As the pregnancy progresses through the third trimester and your body undergoes many physical changes due to the growing baby, most pregnant people rate their level of fatigue quite high.
Tips for helping with pregnancy fatigue
While pregnancy fatigue is a common symptom, there are some things you can do that might improve your fatigue.
Eat a Nutritious, High-Protein Diet
Once the nausea improves, focus on having a healthy diet, with foods that are high in protein and full of good vitamins and minerals.
Drink More Water (But Not Before Bed!)
Many people find that their energy levels get a boost when they drink plenty of water but try to focus on doing this earlier in the day. Waking up several times at night to empty your bladder makes it hard to get a good night’s sleep, so focus on increasing your fluid intake earlier in the day and try not to drink as much after dinner. This can help cut back on broken sleep due to frequent urination.

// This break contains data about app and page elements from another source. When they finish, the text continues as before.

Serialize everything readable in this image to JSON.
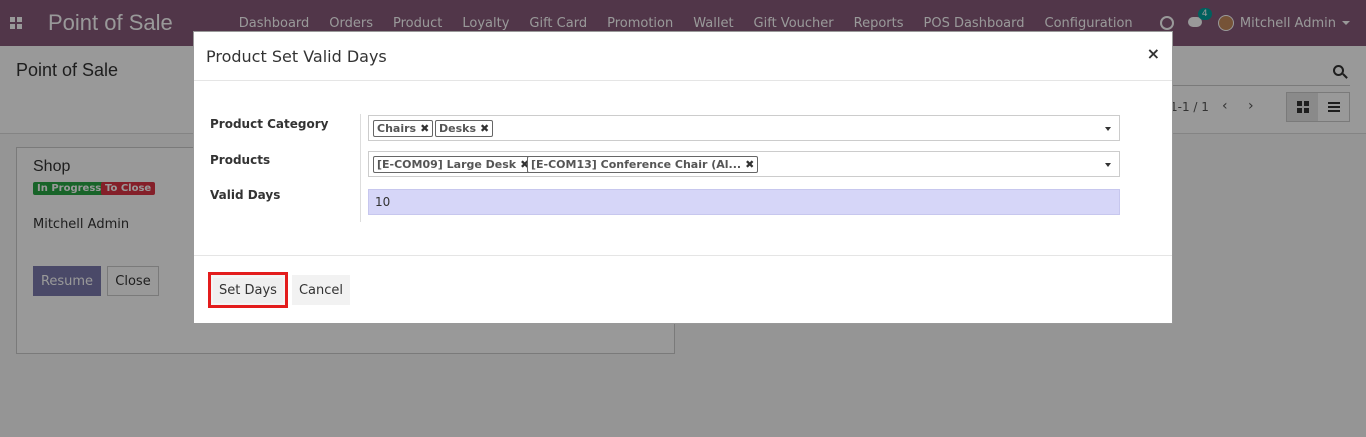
{
  "navbar": {
    "brand": "Point of Sale",
    "menu": [
      "Dashboard",
      "Orders",
      "Product",
      "Loyalty",
      "Gift Card",
      "Promotion",
      "Wallet",
      "Gift Voucher",
      "Reports",
      "POS Dashboard",
      "Configuration"
    ],
    "chat_count": "4",
    "user_name": "Mitchell Admin"
  },
  "control_panel": {
    "breadcrumb": "Point of Sale",
    "pager": "1-1 / 1"
  },
  "card": {
    "title": "Shop",
    "badge_in_progress": "In Progress",
    "badge_to_close": "To Close",
    "user": "Mitchell Admin",
    "resume_label": "Resume",
    "close_label": "Close"
  },
  "modal": {
    "title": "Product Set Valid Days",
    "close_glyph": "×",
    "labels": {
      "product_category": "Product Category",
      "products": "Products",
      "valid_days": "Valid Days"
    },
    "category_tags": [
      "Chairs",
      "Desks"
    ],
    "product_tags": [
      "[E-COM09] Large Desk",
      "[E-COM13] Conference Chair (Al..."
    ],
    "valid_days_value": "10",
    "set_days_label": "Set Days",
    "cancel_label": "Cancel"
  },
  "colors": {
    "navbar": "#875a7b",
    "primary_button": "#7c7bad",
    "highlight_border": "#e31c1c",
    "valid_days_bg": "#d6d6f8"
  }
}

Limit Sugar Simple Carbs
When you are tired it is tempting to reach for a high-carb snack or a latte to help, but these can actually be more harmful than helpful. Try to cut back on sweets and coffee, because both of these can give a quick energy boost - but then a “crash” occurs after a period of time and the fatigue can be even more severe.

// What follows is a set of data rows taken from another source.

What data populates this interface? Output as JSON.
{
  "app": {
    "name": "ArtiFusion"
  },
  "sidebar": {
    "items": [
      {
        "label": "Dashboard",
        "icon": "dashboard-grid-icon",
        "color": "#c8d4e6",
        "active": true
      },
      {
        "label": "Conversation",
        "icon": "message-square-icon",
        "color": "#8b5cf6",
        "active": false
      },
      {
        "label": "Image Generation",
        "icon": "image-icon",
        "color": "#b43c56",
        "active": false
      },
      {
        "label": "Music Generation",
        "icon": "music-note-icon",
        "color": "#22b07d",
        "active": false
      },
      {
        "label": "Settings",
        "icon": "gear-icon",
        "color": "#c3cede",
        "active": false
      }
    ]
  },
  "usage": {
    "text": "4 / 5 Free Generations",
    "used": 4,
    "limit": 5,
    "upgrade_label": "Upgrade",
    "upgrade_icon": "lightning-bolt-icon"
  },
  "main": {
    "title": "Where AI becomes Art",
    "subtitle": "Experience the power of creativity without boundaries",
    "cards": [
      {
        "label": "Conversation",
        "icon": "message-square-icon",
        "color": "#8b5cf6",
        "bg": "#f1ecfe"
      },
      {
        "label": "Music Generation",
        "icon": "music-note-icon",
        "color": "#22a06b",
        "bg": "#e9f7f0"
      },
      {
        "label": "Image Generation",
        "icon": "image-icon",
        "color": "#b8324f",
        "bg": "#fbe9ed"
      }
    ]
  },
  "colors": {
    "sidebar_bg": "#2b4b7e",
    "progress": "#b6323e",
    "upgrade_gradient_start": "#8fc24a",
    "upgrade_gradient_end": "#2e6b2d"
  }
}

Do Regular Light Exercise
While it can be hard to stick with an exercise routine during pregnancy, many people find that even light exercise, like prenatal yoga, can help with sleep quality and energy levels. Many people who have regular exercise are able to sleep more deeply at night.
People who participate in prenatal yoga also notice an overall reduction in anxiety, which can improve sleep patterns. If you don’t have time for a formal prenatal yoga class, even self-guided options like deep breathing and meditation before bedtime might improve your quality of sleep.

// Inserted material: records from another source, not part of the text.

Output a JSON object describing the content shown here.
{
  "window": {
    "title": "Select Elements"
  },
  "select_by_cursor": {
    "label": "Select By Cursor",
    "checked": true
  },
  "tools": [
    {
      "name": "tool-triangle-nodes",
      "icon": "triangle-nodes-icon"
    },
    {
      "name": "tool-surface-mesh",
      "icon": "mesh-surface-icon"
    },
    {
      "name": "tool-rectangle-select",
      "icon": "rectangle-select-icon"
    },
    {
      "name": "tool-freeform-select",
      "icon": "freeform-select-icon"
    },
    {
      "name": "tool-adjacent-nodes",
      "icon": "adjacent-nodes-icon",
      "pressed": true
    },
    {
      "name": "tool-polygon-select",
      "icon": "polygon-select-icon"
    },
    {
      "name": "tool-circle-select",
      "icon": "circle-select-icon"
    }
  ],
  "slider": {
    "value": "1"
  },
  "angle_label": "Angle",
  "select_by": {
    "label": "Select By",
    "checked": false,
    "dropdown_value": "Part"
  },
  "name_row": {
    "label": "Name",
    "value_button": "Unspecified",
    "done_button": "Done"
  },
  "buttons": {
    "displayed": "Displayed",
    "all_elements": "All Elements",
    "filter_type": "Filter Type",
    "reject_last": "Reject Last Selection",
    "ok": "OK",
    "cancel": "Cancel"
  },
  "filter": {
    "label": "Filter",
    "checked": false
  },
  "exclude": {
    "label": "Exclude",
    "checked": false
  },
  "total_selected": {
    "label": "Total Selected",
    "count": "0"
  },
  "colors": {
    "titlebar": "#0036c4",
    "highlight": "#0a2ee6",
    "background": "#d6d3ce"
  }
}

Take a Break from Chores and Responsibilities
Prioritizing your exercise routine is important, but pregnancy might also be a good time to evaluate your other activities and decide whether they are still a good fit.
Pregnancy might be the right time to consider stepping back from a committee at work, asking another parent to pitch in for parent-teacher association tasks, or even thinking about hiring someone to help you around the house.
Many people receive offers of help during pregnancy or the newborn phase. If you are one of those people, don’t hesitate to take your friends and family up on any offers of help.
In summary, pregnancy fatigue is common and most people will experience fatigue at some point during the pregnancy. Fatigue during pregnancy is bothersome and can make it difficult to carry out normal life tasks.
Try the tips and tricks above to see if you get any improvement, and don’t be afraid to speak with your healthcare provider if your fatigue seems unusual or severe.
Aflahiyah, S., Gunawan Tamtono, D. & Prasetya, H. (2020). Effectiveness of prenatal yoga on sleep quality and reduction of anxiety during pregnancy: A meta-analysis. Journal of Maternal and Child Health 5(6), 629-640. https://doi.org/10.26911/thejmch.2020.05.06.03
Effati-Saryani, F.., Mohammad-Alizadeh-Charandabi, S., Mohammadi, A., Zarei, S. & MIrghafourvand, M. (2021). Fatigue and sleep quality in different trimesters of pregnancy. Sleep Science 14(1), 69-74. doi: 10.5935/1984-0063.20200091
Working during pregnancy: Do’s and don’ts https://www.mayoclinic.org/healthy-lifestyle/pregnancy-week-by-week/in-depth/pregnancy/art-20047441
Was this article helpful?